But there were African American kids who understood my intent, but felt like I was using their historical trauma as a teaching tool. One of them privately told me, ‘I get where you’re going with this, but that was uncomfortable. We already know that this happened to our ancestors, and it hits different for us than it does for the Asian or white kids in class.’ 

I asked this student what they thought would be a better approach, but they weren’t sure. It’s a lot to ask of a 14-year-old, so I shared my challenge with a friend who teaches at a university. He experienced the same feelings as a kid and asked me to count how often I presented African Americans as victims during the year vs. examples of Black achievement. It was an aha moment.

I brought it back to my students and they let me try a new approach. Recounting this episode is anxiety-inducing today, but I appreciate that the relationships we build in this room make it possible to grow from my missteps.

When you put the work into building relationships with the kids, there’s a point in the year when you suddenly feel like, ‘Oh, these are my kids. I’m theirs, and they’re mine.’

Like in my study skills class. Every week, the kids bring in questions and points of confusion from other classes. I’m credentialed in social studies, but for this class I have to basically pretend that I’m a 7th grader taking math, science, and ELA over and over again. Every year, the kids have similar math questions. Today it was the question about the differences between fractions, decimals, and percentages. 

You see on the board where it says ‘28%, 28/100, and .28?’ Well, I have a kid in my class whose name is Joy. I taught her older brother, so I know her family a little more than her peers. So I asked, ‘Joy. Does your mom call you Joy at home?’ Kind of knowing what her response would be.

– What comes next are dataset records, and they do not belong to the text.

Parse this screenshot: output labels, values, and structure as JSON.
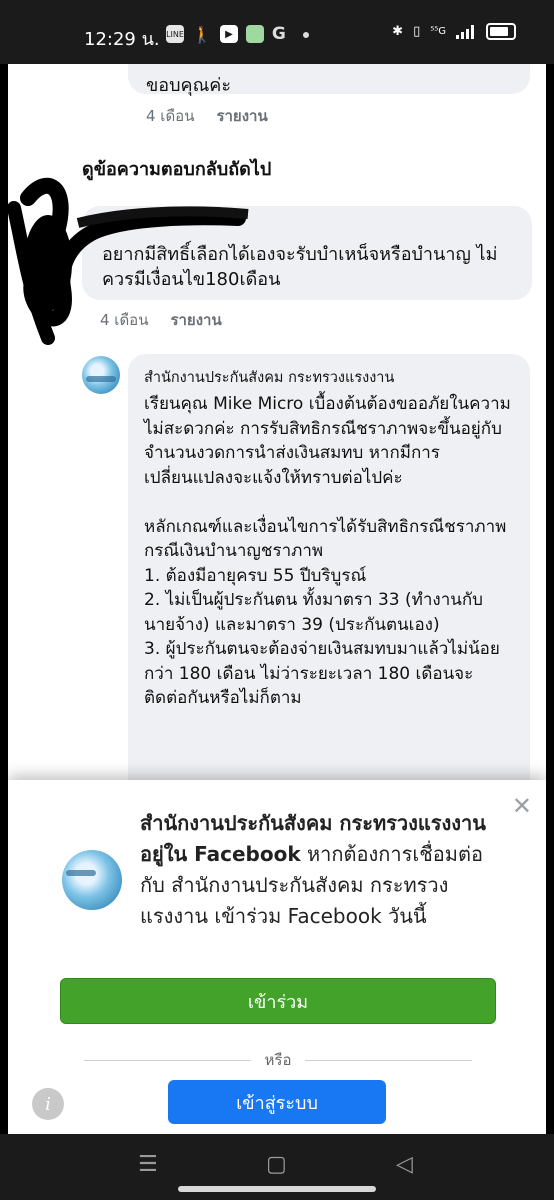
{
  "status_bar": {
    "time": "12:29 น.",
    "network": "⁵⁵G",
    "icons": [
      "line-app-icon",
      "walking-icon",
      "youtube-icon",
      "messages-icon",
      "google-icon",
      "bluetooth-icon",
      "vibrate-icon",
      "signal-icon",
      "battery-icon"
    ]
  },
  "comments": [
    {
      "text": "ขอบคุณค่ะ",
      "time": "4 เดือน",
      "report": "รายงาน"
    }
  ],
  "see_more_replies": "ดูข้อความตอบกลับถัดไป",
  "user_comment": {
    "text": "อยากมีสิทธิ์เลือกได้เองจะรับบำเหน็จหรือบำนาญ ไม่ควรมีเงื่อนไข180เดือน",
    "time": "4 เดือน",
    "report": "รายงาน"
  },
  "page_reply": {
    "author": "สำนักงานประกันสังคม กระทรวงแรงงาน",
    "body": "เรียนคุณ Mike Micro เบื้องต้นต้องขออภัยในความไม่สะดวกค่ะ การรับสิทธิกรณีชราภาพจะขึ้นอยู่กับจำนวนงวดการนำส่งเงินสมทบ หากมีการเปลี่ยนแปลงจะแจ้งให้ทราบต่อไปค่ะ\n\nหลักเกณฑ์และเงื่อนไขการได้รับสิทธิกรณีชราภาพ\nกรณีเงินบำนาญชราภาพ\n1. ต้องมีอายุครบ 55 ปีบริบูรณ์\n2. ไม่เป็นผู้ประกันตน ทั้งมาตรา 33 (ทำงานกับนายจ้าง) และมาตรา 39 (ประกันตนเอง)\n3. ผู้ประกันตนจะต้องจ่ายเงินสมทบมาแล้วไม่น้อยกว่า 180 เดือน ไม่ว่าระยะเวลา 180 เดือนจะติดต่อกันหรือไม่ก็ตาม"
  },
  "login_prompt": {
    "page_name": "สำนักงานประกันสังคม กระทรวงแรงงาน อยู่ใน Facebook",
    "message": " หากต้องการเชื่อมต่อกับ สำนักงานประกันสังคม กระทรวงแรงงาน เข้าร่วม Facebook วันนี้",
    "join_label": "เข้าร่วม",
    "or_label": "หรือ",
    "login_label": "เข้าสู่ระบบ",
    "info_label": "i",
    "close_label": "✕"
  },
  "nav": {
    "recent_icon": "☰",
    "home_icon": "▢",
    "back_icon": "◁"
  },
  "colors": {
    "join_button": "#42a229",
    "login_button": "#1877f2",
    "bubble": "#eef0f3"
  }
}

She said, ‘No. She calls me by my Nigerian name.’

I asked her if she wanted to share her Nigerian name and she said no. So I was like, ‘Okay, I have a Chinese name that I’m known by at home, and a Chinese nickname that I’m known by at home. And if you share yours, I’ll share mine. Okay?’ 

So she shares hers, and when she asks for mine I say, ‘I ain’t telling you!’ And we’re all cracking up. I tell her my three names. And say, ‘Here’s why I’m asking you this question. Because 28% is Joy. 28/100 is Chommy. And .28 is Chioma.’ 

And she was like, ‘They’re the same thing.’ 

I said, ‘Yeah, they’re the same thing, just expressed differently depending on the situation. Think about which name your mom uses when you’re in trouble and which one she uses when she’s happy with you.’

And she was like, ‘Oh my god!’ All the kids in the class were like, ‘Oh my god! We get it!’

It’s those kinds of moments that I wish people could see. When everything comes together. The kids and I are stretching ourselves, we’re building off each other, we laugh a little, and we end the day feeling a little more confident than we did when we started. 

School can be amazing at every age when authentic relationships are built and adults earn the trust of the kids in the room.

–Raymond Lie
Social Studies & AVID Teacher at A.P. Giannini Middle School
San Francisco, California